══ Input material

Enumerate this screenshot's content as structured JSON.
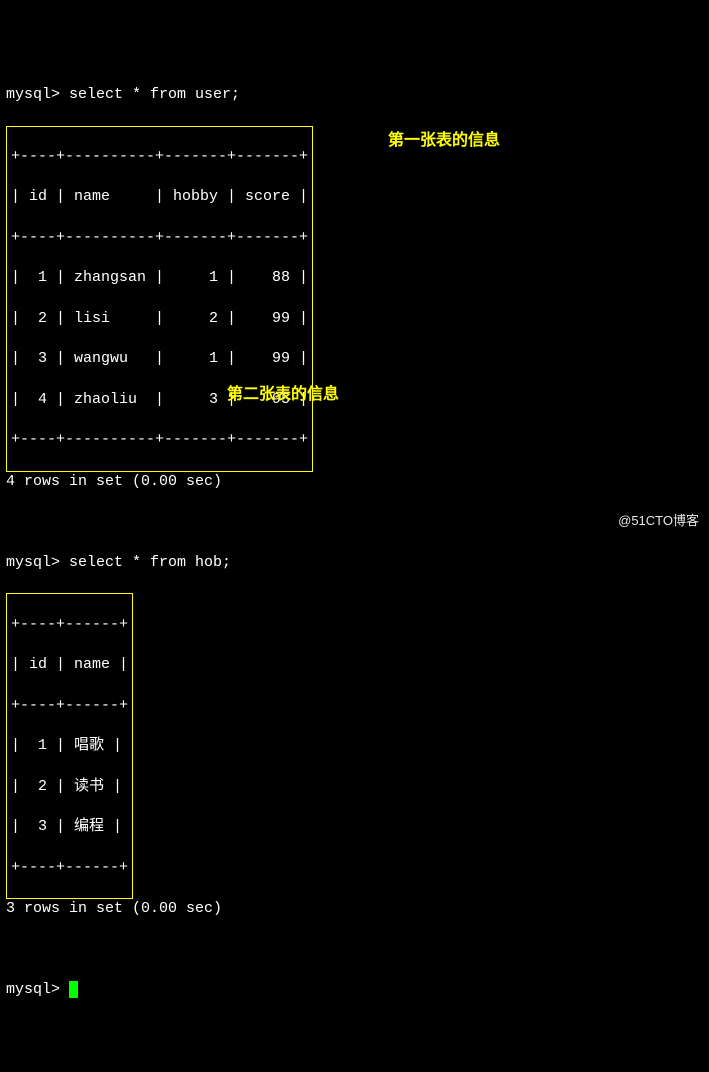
{
  "prompt1": "mysql> select * from user;",
  "table1": {
    "border_top": "+----+----------+-------+-------+",
    "header": "| id | name     | hobby | score |",
    "border_mid": "+----+----------+-------+-------+",
    "rows": [
      "|  1 | zhangsan |     1 |    88 |",
      "|  2 | lisi     |     2 |    99 |",
      "|  3 | wangwu   |     1 |    99 |",
      "|  4 | zhaoliu  |     3 |    95 |"
    ],
    "border_bot": "+----+----------+-------+-------+"
  },
  "result1": "4 rows in set (0.00 sec)",
  "prompt2": "mysql> select * from hob;",
  "table2": {
    "border_top": "+----+------+",
    "header": "| id | name |",
    "border_mid": "+----+------+",
    "rows": [
      "|  1 | 唱歌 |",
      "|  2 | 读书 |",
      "|  3 | 编程 |"
    ],
    "border_bot": "+----+------+"
  },
  "result2": "3 rows in set (0.00 sec)",
  "prompt3": "mysql> ",
  "annotation1": "第一张表的信息",
  "annotation2": "第二张表的信息",
  "watermark": "@51CTO博客",
  "chart_data": [
    {
      "type": "table",
      "title": "user",
      "columns": [
        "id",
        "name",
        "hobby",
        "score"
      ],
      "rows": [
        [
          1,
          "zhangsan",
          1,
          88
        ],
        [
          2,
          "lisi",
          2,
          99
        ],
        [
          3,
          "wangwu",
          1,
          99
        ],
        [
          4,
          "zhaoliu",
          3,
          95
        ]
      ]
    },
    {
      "type": "table",
      "title": "hob",
      "columns": [
        "id",
        "name"
      ],
      "rows": [
        [
          1,
          "唱歌"
        ],
        [
          2,
          "读书"
        ],
        [
          3,
          "编程"
        ]
      ]
    }
  ]
}
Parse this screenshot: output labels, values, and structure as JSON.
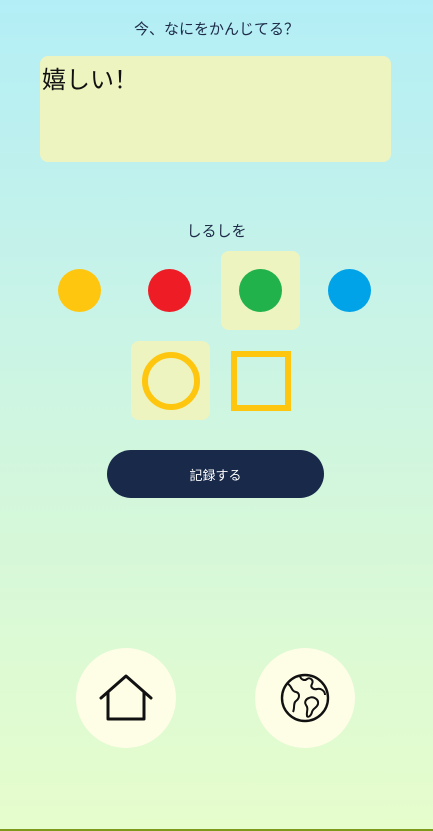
{
  "prompt": "今、なにをかんじてる？",
  "mood_input": {
    "value": "嬉しい！",
    "placeholder": ""
  },
  "mark_label": "しるしを",
  "colors": {
    "options": [
      "#fec60f",
      "#ee1c25",
      "#22b24c",
      "#00a2e8"
    ],
    "selected": "#22b24c",
    "selection_bg": "#eef4c0"
  },
  "shapes": {
    "options": [
      "circle-icon",
      "square-icon"
    ],
    "selected": "circle-icon",
    "stroke_color": "#fec60f"
  },
  "submit_label": "記録する",
  "nav": {
    "home_icon": "home-icon",
    "globe_icon": "globe-icon"
  }
}
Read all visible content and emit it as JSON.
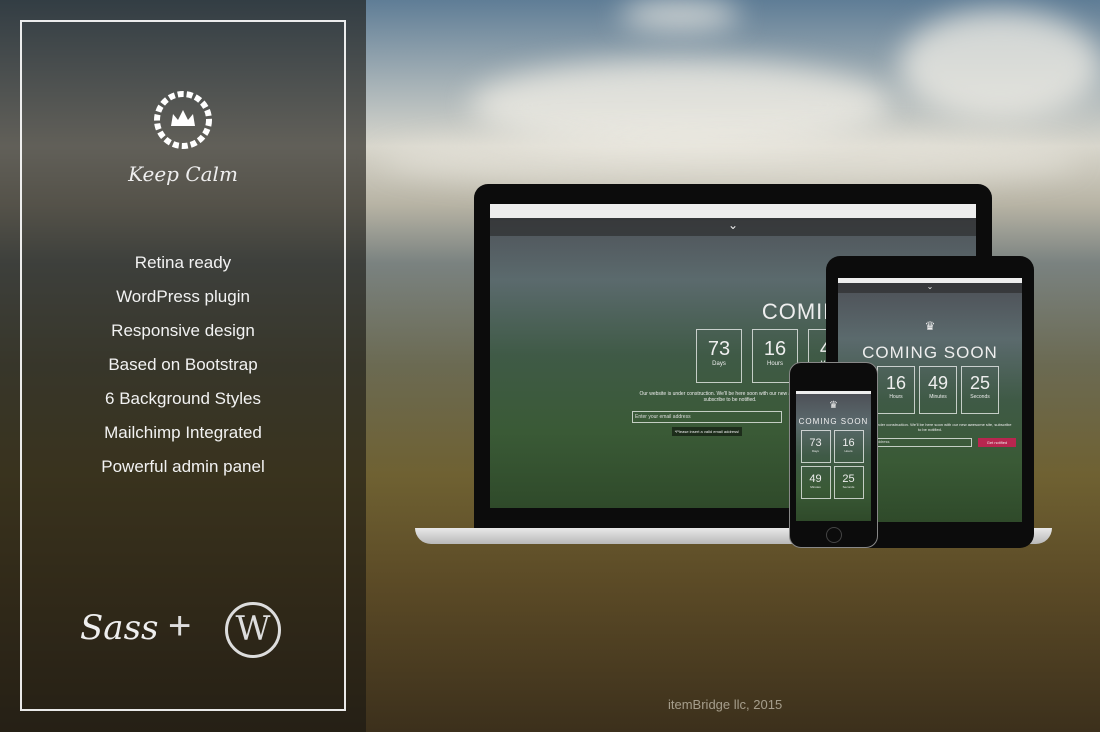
{
  "brand": {
    "name": "Keep Calm"
  },
  "features": [
    "Retina ready",
    "WordPress plugin",
    "Responsive design",
    "Based on Bootstrap",
    "6 Background Styles",
    "Mailchimp Integrated",
    "Powerful admin panel"
  ],
  "tech": {
    "sass": "Sass",
    "plus": "+",
    "wordpress": "W"
  },
  "copyright": "itemBridge llc, 2015",
  "preview": {
    "title": "COMING SOON",
    "countdown": [
      {
        "value": "73",
        "label": "Days"
      },
      {
        "value": "16",
        "label": "Hours"
      },
      {
        "value": "49",
        "label": "Minutes"
      },
      {
        "value": "25",
        "label": "Seconds"
      }
    ],
    "message": "Our website is under construction. We'll be here soon with our new awesome site, subscribe to be notified.",
    "email_placeholder": "Enter your email address",
    "error": "*Please insert a valid email address!",
    "notify_button": "Get notified",
    "accent": "#b8264f"
  }
}
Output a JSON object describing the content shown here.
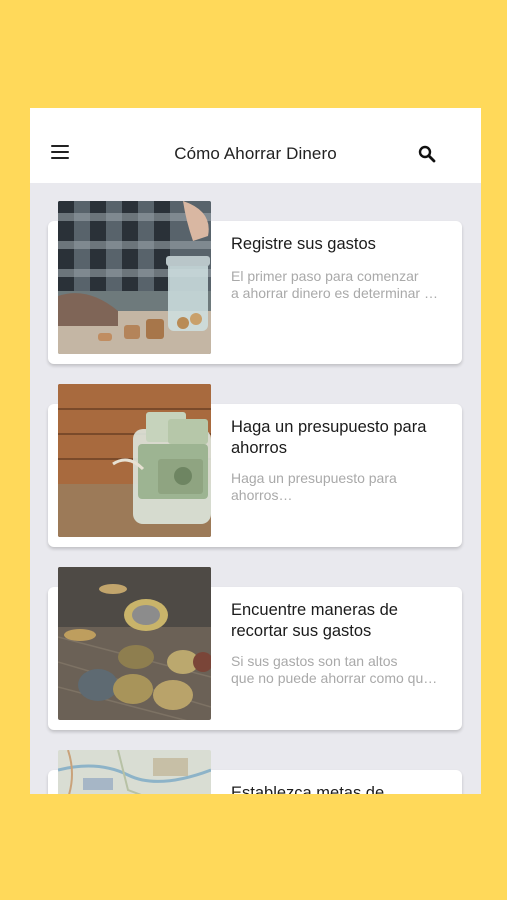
{
  "header": {
    "title": "Cómo Ahorrar Dinero"
  },
  "articles": [
    {
      "title": "Registre sus gastos",
      "desc_line1": "El primer paso para comenzar",
      "desc_line2": "a ahorrar dinero es determinar …"
    },
    {
      "title_line1": "Haga un presupuesto para",
      "title_line2": "ahorros",
      "desc_line1": "Haga un presupuesto para",
      "desc_line2": "ahorros…"
    },
    {
      "title_line1": "Encuentre maneras de",
      "title_line2": "recortar sus gastos",
      "desc_line1": "Si sus gastos son tan altos",
      "desc_line2": "que no puede ahorrar como qu…"
    },
    {
      "title_line1": "Establezca metas de"
    }
  ],
  "colors": {
    "background": "#FFD95A",
    "list_background": "#E9E9EE"
  }
}
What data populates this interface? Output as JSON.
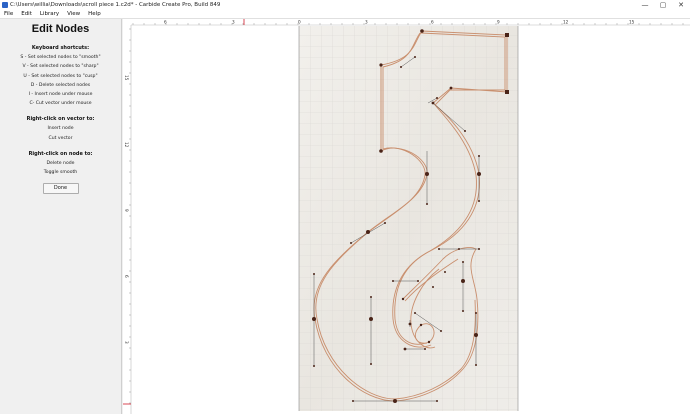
{
  "window": {
    "title": "C:\\Users\\willia\\Downloads\\scroll piece 1.c2d* - Carbide Create Pro, Build 849",
    "minimize_glyph": "—",
    "maximize_glyph": "▢",
    "close_glyph": "✕"
  },
  "menu": [
    {
      "label": "File"
    },
    {
      "label": "Edit"
    },
    {
      "label": "Library"
    },
    {
      "label": "View"
    },
    {
      "label": "Help"
    }
  ],
  "panel": {
    "title": "Edit Nodes",
    "keyboard_heading": "Keyboard shortcuts:",
    "shortcuts": [
      "S - Set selected nodes to \"smooth\"",
      "V - Set selected nodes to \"sharp\"",
      "U - Set selected nodes to \"cusp\"",
      "D - Delete selected nodes",
      "I - Insert node under mouse",
      "C- Cut vector under mouse"
    ],
    "vector_heading": "Right-click on vector to:",
    "vector_actions": [
      "Insert node",
      "Cut vector"
    ],
    "node_heading": "Right-click on node to:",
    "node_actions": [
      "Delete node",
      "Toggle smooth"
    ],
    "done_label": "Done"
  },
  "ruler": {
    "top_labels": [
      "6",
      "3",
      "0",
      "3",
      "6",
      "9",
      "12",
      "15"
    ],
    "left_labels": [
      "15",
      "12",
      "9",
      "6",
      "3"
    ]
  },
  "colors": {
    "path": "#c98f6e",
    "node": "#4a2418",
    "grid": "#dcdcdc",
    "material": "#ebe8e2",
    "ruler_mark": "#d11a2a"
  }
}
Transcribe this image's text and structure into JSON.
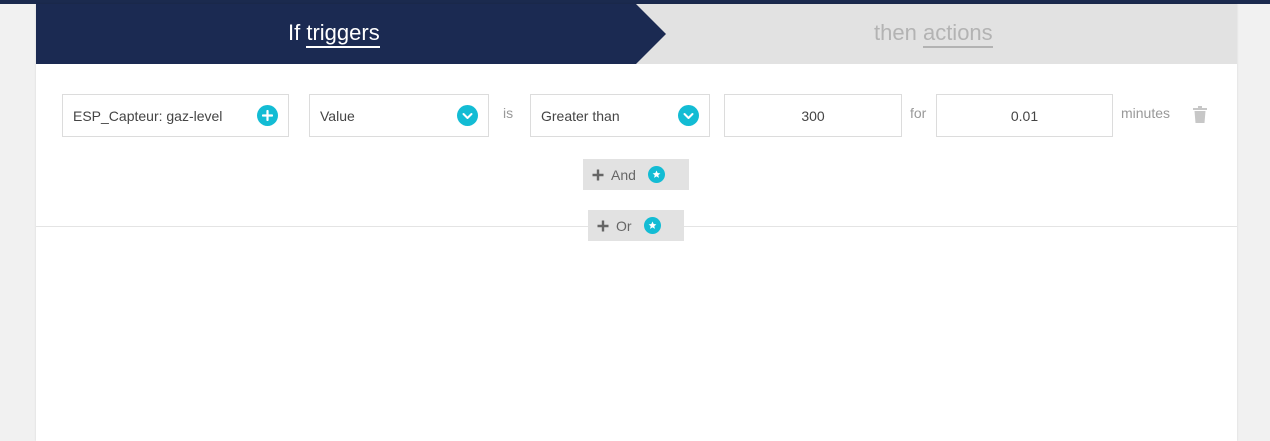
{
  "header": {
    "if_prefix": "If",
    "if_word": "triggers",
    "then_prefix": "then",
    "then_word": "actions"
  },
  "trigger": {
    "device": "ESP_Capteur: gaz-level",
    "attribute": "Value",
    "is_label": "is",
    "operator": "Greater than",
    "value": "300",
    "for_label": "for",
    "duration": "0.01",
    "unit_label": "minutes"
  },
  "buttons": {
    "and_label": "And",
    "or_label": "Or"
  },
  "colors": {
    "navy": "#1b2a52",
    "accent": "#13bcd4",
    "tab_inactive": "#e2e2e2"
  },
  "icons": [
    "plus-circle-icon",
    "chevron-down-icon",
    "trash-icon",
    "plus-icon",
    "star-icon"
  ]
}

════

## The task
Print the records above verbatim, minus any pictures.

## Answer for this exercise
Enumerate this screenshot's content as structured JSON.
{
  "prompt1": "mysql> select * from user;",
  "table1": {
    "border_top": "+----+----------+-------+-------+",
    "header": "| id | name     | hobby | score |",
    "border_mid": "+----+----------+-------+-------+",
    "rows": [
      "|  1 | zhangsan |     1 |    88 |",
      "|  2 | lisi     |     2 |    99 |",
      "|  3 | wangwu   |     1 |    99 |",
      "|  4 | zhaoliu  |     3 |    95 |"
    ],
    "border_bot": "+----+----------+-------+-------+"
  },
  "result1": "4 rows in set (0.00 sec)",
  "prompt2": "mysql> select * from hob;",
  "table2": {
    "border_top": "+----+------+",
    "header": "| id | name |",
    "border_mid": "+----+------+",
    "rows": [
      "|  1 | 唱歌 |",
      "|  2 | 读书 |",
      "|  3 | 编程 |"
    ],
    "border_bot": "+----+------+"
  },
  "result2": "3 rows in set (0.00 sec)",
  "prompt3": "mysql> ",
  "annotation1": "第一张表的信息",
  "annotation2": "第二张表的信息",
  "watermark": "@51CTO博客",
  "chart_data": [
    {
      "type": "table",
      "title": "user",
      "columns": [
        "id",
        "name",
        "hobby",
        "score"
      ],
      "rows": [
        [
          1,
          "zhangsan",
          1,
          88
        ],
        [
          2,
          "lisi",
          2,
          99
        ],
        [
          3,
          "wangwu",
          1,
          99
        ],
        [
          4,
          "zhaoliu",
          3,
          95
        ]
      ]
    },
    {
      "type": "table",
      "title": "hob",
      "columns": [
        "id",
        "name"
      ],
      "rows": [
        [
          1,
          "唱歌"
        ],
        [
          2,
          "读书"
        ],
        [
          3,
          "编程"
        ]
      ]
    }
  ]
}
Parse this screenshot: output labels, values, and structure as JSON.
{
  "prompt": "今、なにをかんじてる？",
  "mood_input": {
    "value": "嬉しい！",
    "placeholder": ""
  },
  "mark_label": "しるしを",
  "colors": {
    "options": [
      "#fec60f",
      "#ee1c25",
      "#22b24c",
      "#00a2e8"
    ],
    "selected": "#22b24c",
    "selection_bg": "#eef4c0"
  },
  "shapes": {
    "options": [
      "circle-icon",
      "square-icon"
    ],
    "selected": "circle-icon",
    "stroke_color": "#fec60f"
  },
  "submit_label": "記録する",
  "nav": {
    "home_icon": "home-icon",
    "globe_icon": "globe-icon"
  }
}
Read all visible content and emit it as JSON.
{
  "brand": {
    "name": "Keep Calm"
  },
  "features": [
    "Retina ready",
    "WordPress plugin",
    "Responsive design",
    "Based on Bootstrap",
    "6 Background Styles",
    "Mailchimp Integrated",
    "Powerful admin panel"
  ],
  "tech": {
    "sass": "Sass",
    "plus": "+",
    "wordpress": "W"
  },
  "copyright": "itemBridge llc, 2015",
  "preview": {
    "title": "COMING SOON",
    "countdown": [
      {
        "value": "73",
        "label": "Days"
      },
      {
        "value": "16",
        "label": "Hours"
      },
      {
        "value": "49",
        "label": "Minutes"
      },
      {
        "value": "25",
        "label": "Seconds"
      }
    ],
    "message": "Our website is under construction. We'll be here soon with our new awesome site, subscribe to be notified.",
    "email_placeholder": "Enter your email address",
    "error": "*Please insert a valid email address!",
    "notify_button": "Get notified",
    "accent": "#b8264f"
  }
}
Output a JSON object describing the content shown here.
{
  "header": {
    "title": "Cómo Ahorrar Dinero"
  },
  "articles": [
    {
      "title": "Registre sus gastos",
      "desc_line1": "El primer paso para comenzar",
      "desc_line2": "a ahorrar dinero es determinar …"
    },
    {
      "title_line1": "Haga un presupuesto para",
      "title_line2": "ahorros",
      "desc_line1": "Haga un presupuesto para",
      "desc_line2": "ahorros…"
    },
    {
      "title_line1": "Encuentre maneras de",
      "title_line2": "recortar sus gastos",
      "desc_line1": "Si sus gastos son tan altos",
      "desc_line2": "que no puede ahorrar como qu…"
    },
    {
      "title_line1": "Establezca metas de"
    }
  ],
  "colors": {
    "background": "#FFD95A",
    "list_background": "#E9E9EE"
  }
}
What data populates this interface? Output as JSON.
{
  "window": {
    "title": "C:\\Users\\willia\\Downloads\\scroll piece 1.c2d* - Carbide Create Pro, Build 849",
    "minimize_glyph": "—",
    "maximize_glyph": "▢",
    "close_glyph": "✕"
  },
  "menu": [
    {
      "label": "File"
    },
    {
      "label": "Edit"
    },
    {
      "label": "Library"
    },
    {
      "label": "View"
    },
    {
      "label": "Help"
    }
  ],
  "panel": {
    "title": "Edit Nodes",
    "keyboard_heading": "Keyboard shortcuts:",
    "shortcuts": [
      "S - Set selected nodes to \"smooth\"",
      "V - Set selected nodes to \"sharp\"",
      "U - Set selected nodes to \"cusp\"",
      "D - Delete selected nodes",
      "I - Insert node under mouse",
      "C- Cut vector under mouse"
    ],
    "vector_heading": "Right-click on vector to:",
    "vector_actions": [
      "Insert node",
      "Cut vector"
    ],
    "node_heading": "Right-click on node to:",
    "node_actions": [
      "Delete node",
      "Toggle smooth"
    ],
    "done_label": "Done"
  },
  "ruler": {
    "top_labels": [
      "6",
      "3",
      "0",
      "3",
      "6",
      "9",
      "12",
      "15"
    ],
    "left_labels": [
      "15",
      "12",
      "9",
      "6",
      "3"
    ]
  },
  "colors": {
    "path": "#c98f6e",
    "node": "#4a2418",
    "grid": "#dcdcdc",
    "material": "#ebe8e2",
    "ruler_mark": "#d11a2a"
  }
}
Transcribe this image's text and structure into JSON.
{
  "header": {
    "if_prefix": "If",
    "if_word": "triggers",
    "then_prefix": "then",
    "then_word": "actions"
  },
  "trigger": {
    "device": "ESP_Capteur: gaz-level",
    "attribute": "Value",
    "is_label": "is",
    "operator": "Greater than",
    "value": "300",
    "for_label": "for",
    "duration": "0.01",
    "unit_label": "minutes"
  },
  "buttons": {
    "and_label": "And",
    "or_label": "Or"
  },
  "colors": {
    "navy": "#1b2a52",
    "accent": "#13bcd4",
    "tab_inactive": "#e2e2e2"
  },
  "icons": [
    "plus-circle-icon",
    "chevron-down-icon",
    "trash-icon",
    "plus-icon",
    "star-icon"
  ]
}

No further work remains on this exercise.